So the argument was not about the ten commandments or the Shema as the editor would have us believe. And we are into what the prophet was all about in his disputes with the priests, and the source of the conflict between priests and prophets. It was of course related to the temple cult of animal sacrifice for sins. The teacher (priest) was trying to force the prophet’s hand to say what he thought was the means by which a person could be made clean or pure before God. Thus there was no first and ‘second’ commandments as in Mk.12.30,31 linked to the Shema. There was only one commandment which I suggest was: obey the Spirit of God with all your heart. I further suggest that in an original document, it wasn’t the teacher speaking in Mk.12.33, but the prophet who said something to the effect: “To OBEY THE SPIRIT with all your heart, IS MORE IMPORTANT THAN ALL BURNT OFFERINGS AND SACRIFICES."

Doug Chaplin said...

've commented on this and the story at some length over at my blog

Geoff Hudson said...

That the ‘most important commandment’ (Mk.12.28) had something to do with the Spirit is implied shortly after in Mk.12.36 by the prophet’s words: “David himself, speaking by the Holy Spirit.” This reference to the Spirit is blatantly removed by the editor of Luke who has: “David himself declares in the Book of Psalms.” (Lk.20.42) - which substitutes ‘declares in the Book of Psalms’ for ‘speaking by the Holy Spirit’.

If David was speaking by the Spirit in Mk.12.36, who was the prophet referring to in the words of Mk.12.37: “David himself calls him Lord”? I suggest that the prophet implied that David called the Spirit Lord in the words: ”The Lord said unto my Lord”, in effect, implying that David said: “The Lord said unto me by his Spirit.” Thus the question asked by the prophet in Mk.12.35 could not have been: ”How is it that the teachers of the law (Pharisees in Mt.22.41) say that the Christ is the son of David?” The phrase “the Christ is the son of David” is a later interpolation, and the original words were something like “the Spirit is the Spirit of God”. The dispute with the so-called Pharisees or teachers of the law (really the priests) was whether or not the Spirit the prophet proclaimed and possessed was the Spirit of God that should be regarded as Lord – the overarching commander to be obeyed.

Mk.3.22 has: the teachers of the law said, “he is possessed by Beelzebub“, ie that the prophet’s spirit was not God or the Lord, but Satan. The prophet responded by implying that he did indeed possess the Spirit of God: “but whoever blasphemes against the Holy spirit will never be forgiven.” (Mk.3.29).

Eric Rowe said...

The Daily Mail has an article about the same issue with some direct quotes from you Dr. Goodacre, here:

In reply to what you said, it's true that the Bible does not describe Jesus' position on the cross. But one of our earliest Christian documents that is not in the Bible, and that was part of the Bible as understood by Clement of Alexandria and Origen does describe his position as one with arms outstretched. This is in Epistle of Barnabas 12:2-3.
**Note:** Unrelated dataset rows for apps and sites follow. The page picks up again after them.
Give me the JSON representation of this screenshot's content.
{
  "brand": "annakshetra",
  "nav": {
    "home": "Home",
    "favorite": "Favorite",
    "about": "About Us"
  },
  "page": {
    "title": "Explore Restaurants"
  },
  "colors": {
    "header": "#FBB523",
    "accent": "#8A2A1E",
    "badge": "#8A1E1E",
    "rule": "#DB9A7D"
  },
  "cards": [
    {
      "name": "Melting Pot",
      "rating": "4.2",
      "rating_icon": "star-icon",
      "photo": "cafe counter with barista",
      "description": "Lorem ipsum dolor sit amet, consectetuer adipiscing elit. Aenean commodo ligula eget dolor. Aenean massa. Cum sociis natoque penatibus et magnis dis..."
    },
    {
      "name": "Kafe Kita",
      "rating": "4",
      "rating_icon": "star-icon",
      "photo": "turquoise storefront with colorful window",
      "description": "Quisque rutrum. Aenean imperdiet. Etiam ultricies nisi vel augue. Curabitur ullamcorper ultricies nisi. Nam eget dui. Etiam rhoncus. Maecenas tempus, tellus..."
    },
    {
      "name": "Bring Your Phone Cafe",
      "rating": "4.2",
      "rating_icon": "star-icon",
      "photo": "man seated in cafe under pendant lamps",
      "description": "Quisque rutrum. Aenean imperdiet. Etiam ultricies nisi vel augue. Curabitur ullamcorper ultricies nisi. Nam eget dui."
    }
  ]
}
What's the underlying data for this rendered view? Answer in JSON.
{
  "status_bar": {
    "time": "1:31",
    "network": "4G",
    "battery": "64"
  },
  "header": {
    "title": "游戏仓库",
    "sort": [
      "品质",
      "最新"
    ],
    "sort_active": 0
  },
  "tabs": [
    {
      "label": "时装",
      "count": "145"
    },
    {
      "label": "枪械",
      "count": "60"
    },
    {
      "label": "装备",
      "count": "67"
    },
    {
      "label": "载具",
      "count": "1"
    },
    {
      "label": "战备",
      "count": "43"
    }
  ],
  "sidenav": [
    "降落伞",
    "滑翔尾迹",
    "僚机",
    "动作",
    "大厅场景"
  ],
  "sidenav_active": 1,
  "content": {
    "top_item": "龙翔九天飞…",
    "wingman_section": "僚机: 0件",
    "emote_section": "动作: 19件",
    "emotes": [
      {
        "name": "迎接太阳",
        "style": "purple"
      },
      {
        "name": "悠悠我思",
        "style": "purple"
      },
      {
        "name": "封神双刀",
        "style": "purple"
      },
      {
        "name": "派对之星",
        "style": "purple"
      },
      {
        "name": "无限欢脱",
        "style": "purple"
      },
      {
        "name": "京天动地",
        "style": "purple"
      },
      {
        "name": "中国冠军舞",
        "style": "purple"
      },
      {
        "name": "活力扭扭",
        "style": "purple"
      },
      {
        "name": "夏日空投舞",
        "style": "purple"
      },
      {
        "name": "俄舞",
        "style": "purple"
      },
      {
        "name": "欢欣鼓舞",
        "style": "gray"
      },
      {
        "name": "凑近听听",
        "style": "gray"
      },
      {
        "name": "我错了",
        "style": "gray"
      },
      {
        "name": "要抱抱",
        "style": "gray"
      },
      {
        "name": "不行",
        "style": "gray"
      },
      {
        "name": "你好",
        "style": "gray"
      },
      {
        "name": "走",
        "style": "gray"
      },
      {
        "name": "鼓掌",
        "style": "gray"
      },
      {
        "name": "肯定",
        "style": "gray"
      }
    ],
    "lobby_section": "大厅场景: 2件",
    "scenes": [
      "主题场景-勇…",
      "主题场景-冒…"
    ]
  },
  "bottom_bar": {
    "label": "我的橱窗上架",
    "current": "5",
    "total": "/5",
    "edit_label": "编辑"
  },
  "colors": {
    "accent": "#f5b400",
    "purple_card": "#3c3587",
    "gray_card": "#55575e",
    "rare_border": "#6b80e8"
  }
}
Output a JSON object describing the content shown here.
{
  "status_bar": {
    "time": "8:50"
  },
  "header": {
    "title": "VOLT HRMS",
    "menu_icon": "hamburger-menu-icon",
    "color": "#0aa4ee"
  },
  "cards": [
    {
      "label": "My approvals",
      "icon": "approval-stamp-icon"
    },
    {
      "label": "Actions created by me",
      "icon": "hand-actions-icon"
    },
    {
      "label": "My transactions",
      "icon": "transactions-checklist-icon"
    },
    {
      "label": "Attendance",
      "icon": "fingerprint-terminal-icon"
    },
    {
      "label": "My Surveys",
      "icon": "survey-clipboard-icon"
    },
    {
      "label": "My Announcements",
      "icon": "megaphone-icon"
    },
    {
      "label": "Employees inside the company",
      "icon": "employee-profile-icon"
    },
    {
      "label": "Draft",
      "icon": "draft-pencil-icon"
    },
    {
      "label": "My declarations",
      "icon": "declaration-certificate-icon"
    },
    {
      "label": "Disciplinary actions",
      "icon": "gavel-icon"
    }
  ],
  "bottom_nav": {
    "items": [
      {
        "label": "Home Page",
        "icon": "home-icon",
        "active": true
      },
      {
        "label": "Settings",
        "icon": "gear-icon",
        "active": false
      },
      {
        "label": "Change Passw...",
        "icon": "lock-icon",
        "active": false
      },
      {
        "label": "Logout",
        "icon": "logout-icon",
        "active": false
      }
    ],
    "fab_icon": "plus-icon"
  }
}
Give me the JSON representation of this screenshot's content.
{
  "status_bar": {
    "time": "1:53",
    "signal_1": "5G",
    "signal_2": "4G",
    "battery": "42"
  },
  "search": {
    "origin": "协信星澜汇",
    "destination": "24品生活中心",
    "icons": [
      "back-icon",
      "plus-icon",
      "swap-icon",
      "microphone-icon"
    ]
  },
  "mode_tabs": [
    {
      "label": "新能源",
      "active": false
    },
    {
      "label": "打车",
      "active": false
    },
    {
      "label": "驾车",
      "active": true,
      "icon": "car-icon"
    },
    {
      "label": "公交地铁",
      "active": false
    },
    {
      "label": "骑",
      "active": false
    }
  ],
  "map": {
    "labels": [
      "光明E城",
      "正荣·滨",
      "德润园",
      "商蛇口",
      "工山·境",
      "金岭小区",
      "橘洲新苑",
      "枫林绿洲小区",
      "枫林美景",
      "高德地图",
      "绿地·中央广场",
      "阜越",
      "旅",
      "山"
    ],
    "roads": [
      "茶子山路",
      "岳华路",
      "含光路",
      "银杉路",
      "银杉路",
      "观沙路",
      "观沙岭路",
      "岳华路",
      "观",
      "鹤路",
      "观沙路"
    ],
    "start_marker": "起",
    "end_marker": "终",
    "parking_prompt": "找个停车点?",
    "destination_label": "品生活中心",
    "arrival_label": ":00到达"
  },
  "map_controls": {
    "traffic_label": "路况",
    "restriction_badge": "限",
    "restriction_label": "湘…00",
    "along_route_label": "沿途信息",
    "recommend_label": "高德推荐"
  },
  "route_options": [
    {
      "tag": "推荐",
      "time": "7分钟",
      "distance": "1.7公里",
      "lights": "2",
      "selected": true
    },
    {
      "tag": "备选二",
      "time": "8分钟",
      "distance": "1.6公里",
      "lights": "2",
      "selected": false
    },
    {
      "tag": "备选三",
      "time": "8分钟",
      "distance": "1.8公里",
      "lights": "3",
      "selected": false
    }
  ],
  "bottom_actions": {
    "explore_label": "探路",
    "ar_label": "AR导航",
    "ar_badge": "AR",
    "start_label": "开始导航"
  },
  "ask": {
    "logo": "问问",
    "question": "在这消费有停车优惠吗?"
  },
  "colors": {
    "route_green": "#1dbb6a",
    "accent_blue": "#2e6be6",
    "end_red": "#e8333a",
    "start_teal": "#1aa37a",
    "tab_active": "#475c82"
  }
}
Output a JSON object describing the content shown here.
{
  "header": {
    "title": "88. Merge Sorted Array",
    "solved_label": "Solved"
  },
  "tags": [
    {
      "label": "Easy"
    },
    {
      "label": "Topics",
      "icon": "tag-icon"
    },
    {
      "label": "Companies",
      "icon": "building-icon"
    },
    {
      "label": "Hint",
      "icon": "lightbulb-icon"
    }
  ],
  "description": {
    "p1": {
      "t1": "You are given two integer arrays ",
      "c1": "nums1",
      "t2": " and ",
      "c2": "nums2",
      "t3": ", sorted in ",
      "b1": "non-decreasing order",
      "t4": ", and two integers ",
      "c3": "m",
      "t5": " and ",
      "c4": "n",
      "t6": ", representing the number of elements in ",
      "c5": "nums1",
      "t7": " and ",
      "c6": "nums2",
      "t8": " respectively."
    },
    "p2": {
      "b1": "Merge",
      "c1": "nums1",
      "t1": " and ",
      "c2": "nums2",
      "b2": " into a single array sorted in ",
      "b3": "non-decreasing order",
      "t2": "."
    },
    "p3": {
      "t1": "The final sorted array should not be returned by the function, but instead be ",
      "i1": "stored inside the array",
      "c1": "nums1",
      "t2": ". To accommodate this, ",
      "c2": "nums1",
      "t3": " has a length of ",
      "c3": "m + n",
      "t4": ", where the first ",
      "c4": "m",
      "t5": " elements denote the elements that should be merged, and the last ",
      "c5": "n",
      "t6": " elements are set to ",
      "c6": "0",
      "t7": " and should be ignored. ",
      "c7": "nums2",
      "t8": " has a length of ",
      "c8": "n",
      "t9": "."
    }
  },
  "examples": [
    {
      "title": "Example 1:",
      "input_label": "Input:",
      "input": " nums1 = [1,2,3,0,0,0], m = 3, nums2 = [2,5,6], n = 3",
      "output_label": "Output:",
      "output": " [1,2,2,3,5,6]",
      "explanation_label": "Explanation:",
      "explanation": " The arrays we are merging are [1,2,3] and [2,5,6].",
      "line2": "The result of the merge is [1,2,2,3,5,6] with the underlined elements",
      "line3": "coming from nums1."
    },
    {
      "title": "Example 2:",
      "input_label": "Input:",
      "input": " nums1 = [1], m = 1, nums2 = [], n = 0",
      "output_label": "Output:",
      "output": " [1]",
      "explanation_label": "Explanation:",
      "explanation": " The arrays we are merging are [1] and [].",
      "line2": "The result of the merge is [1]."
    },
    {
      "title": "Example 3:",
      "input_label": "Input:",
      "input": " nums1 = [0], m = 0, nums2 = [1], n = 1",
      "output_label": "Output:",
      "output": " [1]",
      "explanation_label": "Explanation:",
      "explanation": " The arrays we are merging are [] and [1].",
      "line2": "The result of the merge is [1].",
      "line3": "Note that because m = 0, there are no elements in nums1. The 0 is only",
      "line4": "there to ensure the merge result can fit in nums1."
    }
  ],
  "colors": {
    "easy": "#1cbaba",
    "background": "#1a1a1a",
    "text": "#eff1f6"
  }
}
Gail Dawson said...

Mark, I've been catching up with the reviews, BBC web pages, and other links that you've posted regarding _The Passion_. Thank you for all these, and for your work on the series--I'm looking forward to seeing here in the U.S. next year.

Some of the comments raised in the Telegraph (and elsewhere) concerning historicity brought to my mind the same kind of reactions found within the narrative framework of _Jesus of Montreal_, no?

Fine work you and _The Passion_ team did--congratulations!